That seems to be Zacchaeus’ problem here. But in spite of the crowd, in spite of what they’re thinking or how they’re conforming or whatever they’re doing, Zacchaeus in verse 4, he makes a move. He makes a move and he does something kind of radical. It says in verse 4 that he ran and he climbed a tree in order that he might see Jesus who is coming his way. Now how many of you have ever seen a guy dressed like me running somewhere? Wouldn’t you suggest almost immediately that there might be a problem? If a person dressed like this is running you just identify that immediately. The crowd would have seen in Zacchaeus there’s something wrong. A business leader with that kind of stature would never run in public. It would have been a disgraceful thing to do. It would have been an undignified thing to do and doubly undignified for him to climb a tree. Have you ever seen a grown woman in heels climb a tree? You would have thought wha... you don’t do that in heals, at least take your heels off. There would be some sort of social conventions preventing that from happening and yet Zacchaeus does this thing and I think the reason why is because for the first time Zacchaeus attended to this soul longing. And he had this longing in his soul for something more. And finally for Zacchaeus that soul longing trumped the social customs of the crowd. Finally Zacchaeus’ thirst for God got a little bit more than his concern for what the crowd would think and Zacchaeus took this bold move of running and climbing a tree, and it is in that moment that Zacchaeus finally finds breakthrough. It’s when he finally has what it takes to break away from the crowd, yeah even the religious crowd, when Zacchaeus can finally make a move or take a stand and do something that’s not kosher. It wouldn’t have been looked on fondly. It wasn’t acceptable. It wouldn’t have been liked on Facebook by others looking. It would have been something unacceptable and not widely welcomed, but it’s there that Zacchaeus had a breakthrough in his life.

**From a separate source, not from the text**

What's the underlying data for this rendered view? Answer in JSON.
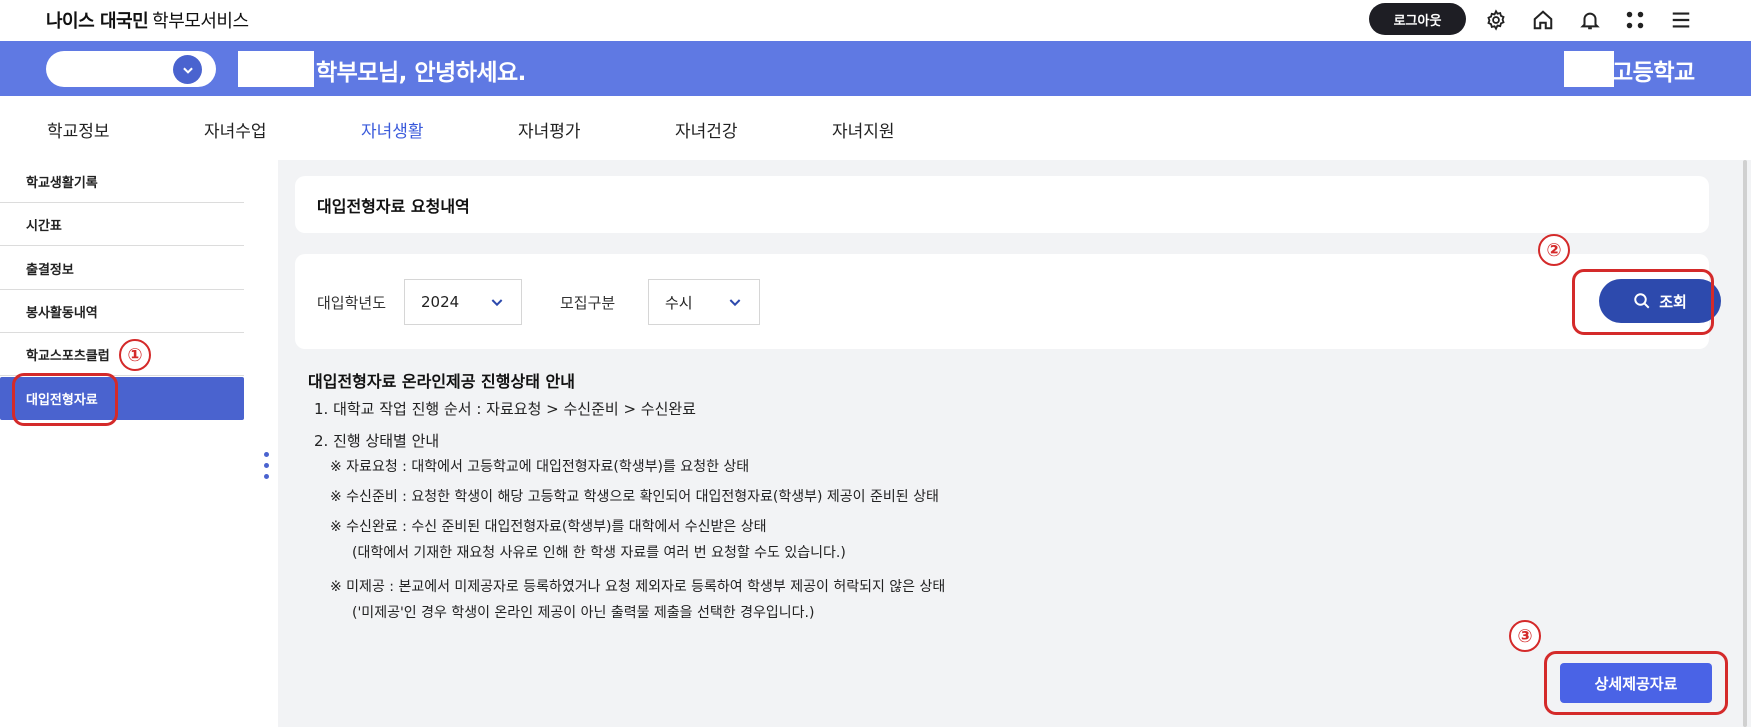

I hope you enjoyed part 2 of this transcript. Please let us know your thoughts by leaving a message in the comment section below. Part 3 will be posted Wednesday, March 28. Don't forget, the original e-book version is available on Amazon.
About Scott J. Toney: Singer, Father, Husband and Author, Scott J. Toney is a family man first and a great lover of the written word. With over 45,000 copies distributed he tackles Sci-Fi, Fantasy and Christian genres, using his Journalism and Public Relations background in constructing characters and worlds. Scott joins forces with other authors as a member of Breakwater Harbor Books and is enthusiastic about the worlds and stories to come! Visit his writing blog here.